Art treasures seen in fresh ways
GALLERIES with permanent art collections are the custodians of cultural heritage and its historical connotations.
While respecting the context of events and the mores of society, they are also able to develop exhibitions that negotiate change and transition by offering opportunities to question, confront, and resolve aspects of human experience.
The permanent collections of the Toowoomba Regional Art Gallery are treasure troves that can be cleverly mined to present fresh ways of seeing through various versions of Aladdin’s claim of “new lamps for old”.
This analogy is particularly relevant to Light Relief, the current exhibition in the larger Lindsay Gallery.
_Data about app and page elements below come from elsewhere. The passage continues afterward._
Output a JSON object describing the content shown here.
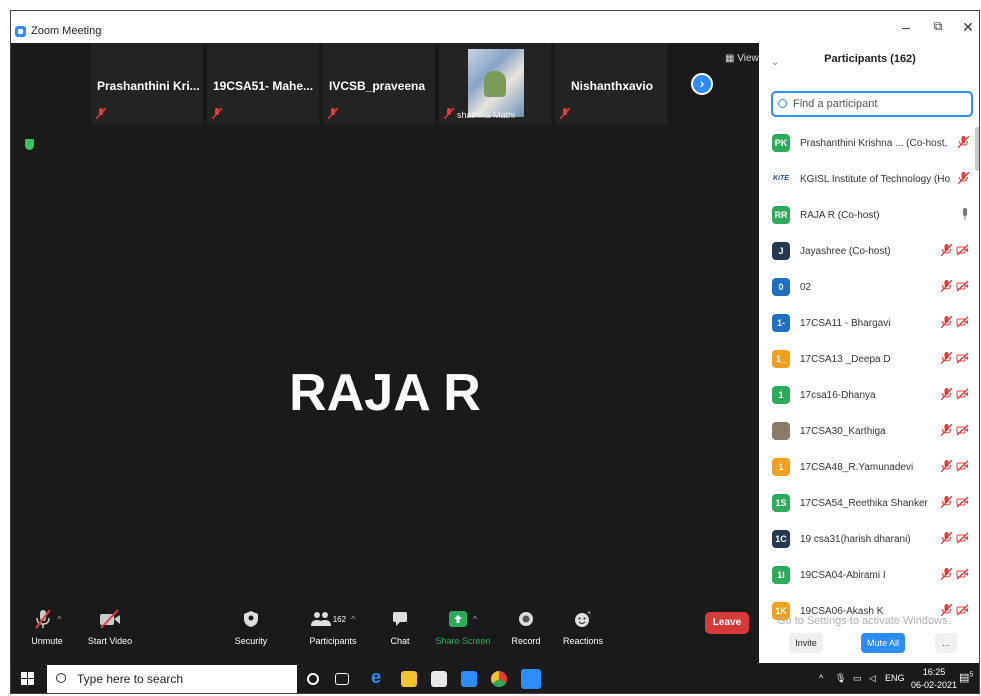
{
  "window": {
    "title": "Zoom Meeting",
    "minimize": "–",
    "restore": "⧉",
    "close": "✕"
  },
  "gallery": {
    "thumbs": [
      {
        "name": "Prashanthini  Kri..."
      },
      {
        "name": "19CSA51- Mahe..."
      },
      {
        "name": "IVCSB_praveena"
      },
      {
        "name": "shathika Mathi"
      },
      {
        "name": "Nishanthxavio"
      }
    ],
    "next_label": "›",
    "view_label": "View"
  },
  "speaker": {
    "name": "RAJA R"
  },
  "toolbar": {
    "unmute": "Unmute",
    "start_video": "Start Video",
    "security": "Security",
    "participants": "Participants",
    "participants_count": "162",
    "chat": "Chat",
    "share_screen": "Share Screen",
    "record": "Record",
    "reactions": "Reactions",
    "leave": "Leave"
  },
  "panel": {
    "title": "Participants (162)",
    "search_placeholder": "Find a participant",
    "participants": [
      {
        "initials": "PK",
        "name": "Prashanthini Krishna ...  (Co-host, me)",
        "color": "#2eaa5c",
        "icons": "mute"
      },
      {
        "initials": "KiTE",
        "name": "KGISL Institute of Technology (Host)",
        "color": "#ffffff",
        "icons": "mute"
      },
      {
        "initials": "RR",
        "name": "RAJA R (Co-host)",
        "color": "#2eaa5c",
        "icons": "mic"
      },
      {
        "initials": "J",
        "name": "Jayashree (Co-host)",
        "color": "#26394f",
        "icons": "both"
      },
      {
        "initials": "0",
        "name": "02",
        "color": "#1f6fc1",
        "icons": "both"
      },
      {
        "initials": "1-",
        "name": "17CSA11 - Bhargavi",
        "color": "#1f6fc1",
        "icons": "both"
      },
      {
        "initials": "1_",
        "name": "17CSA13 _Deepa D",
        "color": "#f0a020",
        "icons": "both"
      },
      {
        "initials": "1",
        "name": "17csa16-Dhanya",
        "color": "#2eaa5c",
        "icons": "both"
      },
      {
        "initials": "",
        "name": "17CSA30_Karthiga",
        "color": "#8a7a6a",
        "icons": "both"
      },
      {
        "initials": "1",
        "name": "17CSA48_R.Yamunadevi",
        "color": "#f0a020",
        "icons": "both"
      },
      {
        "initials": "1S",
        "name": "17CSA54_Reethika Shanker",
        "color": "#2eaa5c",
        "icons": "both"
      },
      {
        "initials": "1C",
        "name": "19 csa31(harish dharani)",
        "color": "#26394f",
        "icons": "both"
      },
      {
        "initials": "1I",
        "name": "19CSA04-Abirami I",
        "color": "#2eaa5c",
        "icons": "both"
      },
      {
        "initials": "1K",
        "name": "19CSA06-Akash K",
        "color": "#f0a020",
        "icons": "both"
      }
    ],
    "watermark": "Go to Settings to activate Windows.",
    "invite": "Invite",
    "mute_all": "Mute All",
    "more": "..."
  },
  "taskbar": {
    "search_placeholder": "Type here to search",
    "lang": "ENG",
    "time": "16:25",
    "date": "06-02-2021",
    "notif_count": "5"
  },
  "colors": {
    "accent": "#2d8cff",
    "leave": "#d63b3b",
    "muted": "#e03c3c",
    "share": "#2eaa5c"
  }
}
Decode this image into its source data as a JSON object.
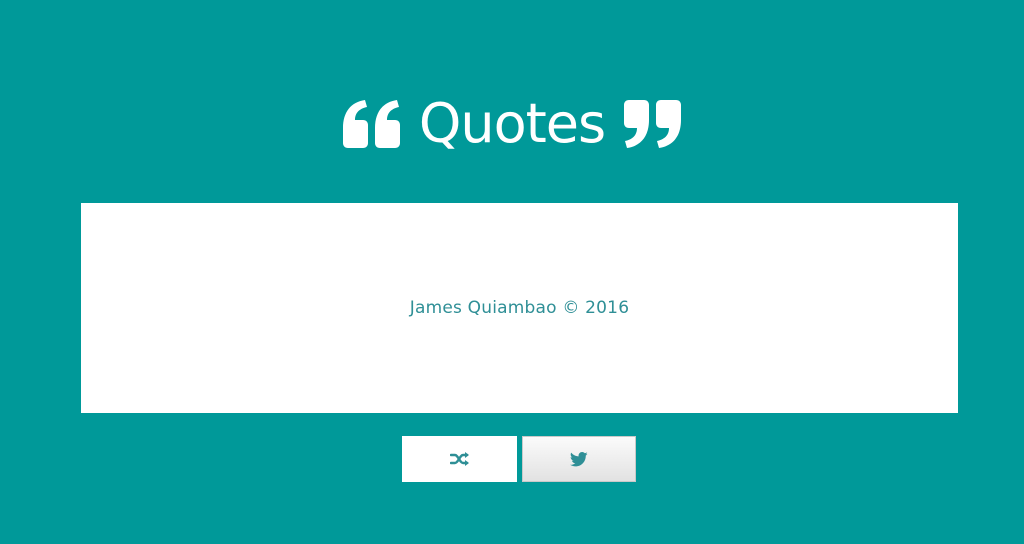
{
  "header": {
    "title": "Quotes",
    "open_icon": "quote-left-icon",
    "close_icon": "quote-right-icon"
  },
  "quote_card": {
    "footer": "James Quiambao © 2016"
  },
  "buttons": {
    "new_quote_icon": "shuffle-icon",
    "tweet_icon": "twitter-icon"
  },
  "colors": {
    "background": "#009999",
    "card": "#ffffff",
    "accent_text": "#2f8f96"
  }
}
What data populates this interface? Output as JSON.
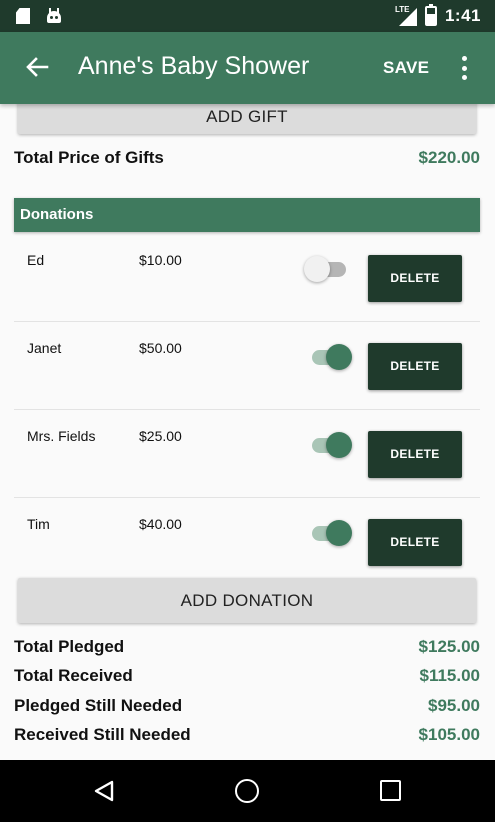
{
  "status_bar": {
    "time": "1:41",
    "network": "LTE",
    "icons": [
      "sd-card-icon",
      "android-icon",
      "signal-icon",
      "battery-icon"
    ]
  },
  "app_bar": {
    "title": "Anne's Baby Shower",
    "save_label": "SAVE",
    "back_icon": "arrow-back-icon",
    "overflow_icon": "more-vert-icon"
  },
  "gifts": {
    "add_button_label": "ADD GIFT",
    "total_label": "Total Price of Gifts",
    "total_value": "$220.00"
  },
  "donations": {
    "header": "Donations",
    "delete_label": "DELETE",
    "items": [
      {
        "name": "Ed",
        "amount": "$10.00",
        "received": false
      },
      {
        "name": "Janet",
        "amount": "$50.00",
        "received": true
      },
      {
        "name": "Mrs. Fields",
        "amount": "$25.00",
        "received": true
      },
      {
        "name": "Tim",
        "amount": "$40.00",
        "received": true
      }
    ],
    "add_button_label": "ADD DONATION"
  },
  "summary": [
    {
      "label": "Total Pledged",
      "value": "$125.00"
    },
    {
      "label": "Total Received",
      "value": "$115.00"
    },
    {
      "label": "Pledged Still Needed",
      "value": "$95.00"
    },
    {
      "label": "Received Still Needed",
      "value": "$105.00"
    }
  ],
  "colors": {
    "status_bar": "#1f3a2c",
    "app_bar": "#3f7a5e",
    "accent": "#3f7a5e",
    "delete_button": "#1f3a2c"
  },
  "nav_bar": {
    "icons": [
      "nav-back-icon",
      "nav-home-icon",
      "nav-recents-icon"
    ]
  }
}
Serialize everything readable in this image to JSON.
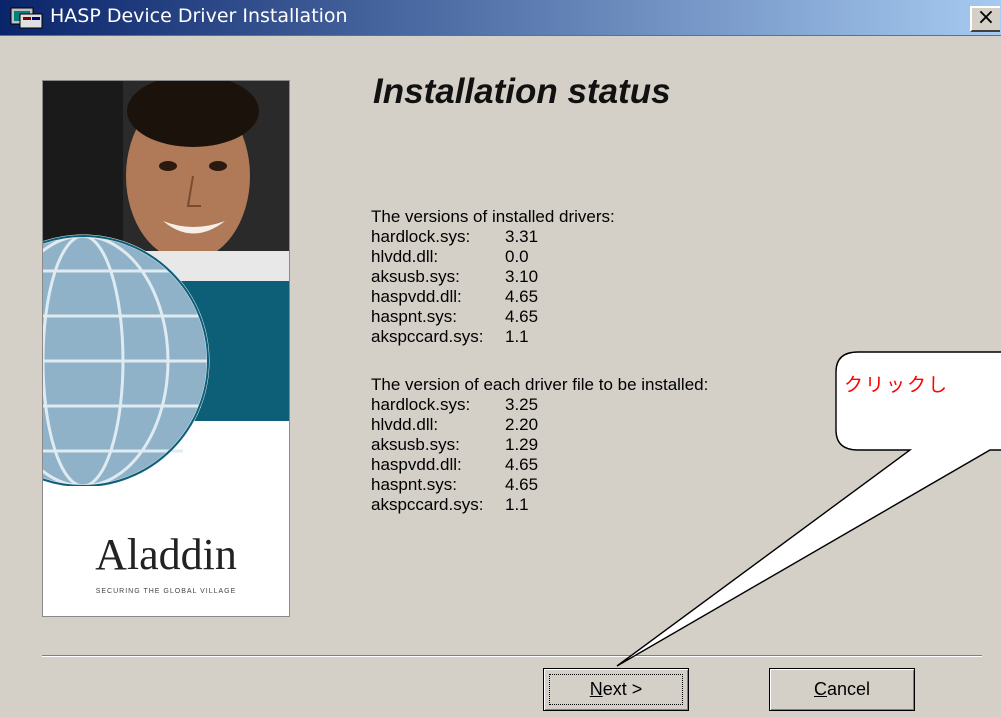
{
  "window": {
    "title": "HASP Device Driver Installation",
    "close_glyph": "×"
  },
  "heading": "Installation status",
  "installed": {
    "label": "The versions of installed drivers:",
    "drivers": [
      {
        "name": "hardlock.sys:",
        "version": "3.31"
      },
      {
        "name": "hlvdd.dll:",
        "version": "0.0"
      },
      {
        "name": "aksusb.sys:",
        "version": "3.10"
      },
      {
        "name": "haspvdd.dll:",
        "version": "4.65"
      },
      {
        "name": "haspnt.sys:",
        "version": "4.65"
      },
      {
        "name": "akspccard.sys:",
        "version": "1.1"
      }
    ]
  },
  "to_install": {
    "label": "The version of each driver file to be installed:",
    "drivers": [
      {
        "name": "hardlock.sys:",
        "version": "3.25"
      },
      {
        "name": "hlvdd.dll:",
        "version": "2.20"
      },
      {
        "name": "aksusb.sys:",
        "version": "1.29"
      },
      {
        "name": "haspvdd.dll:",
        "version": "4.65"
      },
      {
        "name": "haspnt.sys:",
        "version": "4.65"
      },
      {
        "name": "akspccard.sys:",
        "version": "1.1"
      }
    ]
  },
  "branding": {
    "logo_text": "Aladdin",
    "tagline": "SECURING THE GLOBAL VILLAGE"
  },
  "buttons": {
    "next_accel": "N",
    "next_rest": "ext >",
    "cancel_accel": "C",
    "cancel_rest": "ancel"
  },
  "annotation": {
    "text": "クリックし"
  },
  "colors": {
    "titlebar_start": "#0a246a",
    "titlebar_end": "#a6caf0",
    "dialog_bg": "#d4d0c8",
    "annotation": "#ff0000",
    "panel_teal": "#0d5f78"
  }
}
The title is a wry comment on electric lighting, something we take for granted but which, initially, was a life-altering revelation.
The building in which the gallery is situated was once the Toowoomba Electric Light and Power Company and the electrically lit stained glass skylight remains a significant feature of the gallery.
An early photograph by Max Dupain shows the old building with its almost louche wall advertisement featuring a provocative young woman and the words “Do it with electricity…”.
Light and lust may be deadly enemies as Shakespeare suggested, but in Lionel Lindsay’s Ocean Wave Hotel the presence of both encourages a lively exchange between the sailors and the girls standing near a lamp post.
Ron McBurnie’s etching and aquatint, Court of all Desire, with its lighted windows and shadowy staircases is a perfect setting for brief encounters.
While the small painting of a night scene in Campbelltown by Douglas Annand carries the eerie portent of works by Edward Hopper.
Early local townscapes by photographers Fred Hardie and Charles Fryer give a fascinating historical perspective as they hero a rather incongruous street lamp in the centre of the Margaret and Ruthven Streets intersection.
Light and shade give crisp definition in the book plates designed by Lionel Lindsay, however, the lighting in his etching of the McDonnell Theatre at the Toowoomba Hospital is stark and chilling.
A pen and ink drawing of a naked light bulb by Billy Jones is an apt adjunct to his stream-of-consciousness poem This morning.
The notion of ‘light relief’ is given an amusing twist in Elissa’s Bellert’s Red Elephant, a quirky lamp made from old kettles.
The small Lindsay Gallery is hosting Lionel Lindsay Doubles Up, another inspired pairing of works that honour historical contexts but invite fresh interpretations.
Portraiture as subterfuge and reality is seen in Lindsay’s self-portrait as a jester, in the inscrutable density of Mike Parr’s Organon II #11, and in Martin Sharp’s pop-art theatre poster.
Still life studies like Normana Wight’s postcard homages, Lionel Lindsay’s fruit arrangements, the kitchen accoutrements depicted by Brigid ColeAdams, and Joachim Froese’s impossible tea ceremony are more about composition than the shared conviviality seen in Lindsay’s wood engraving, Morning Tea.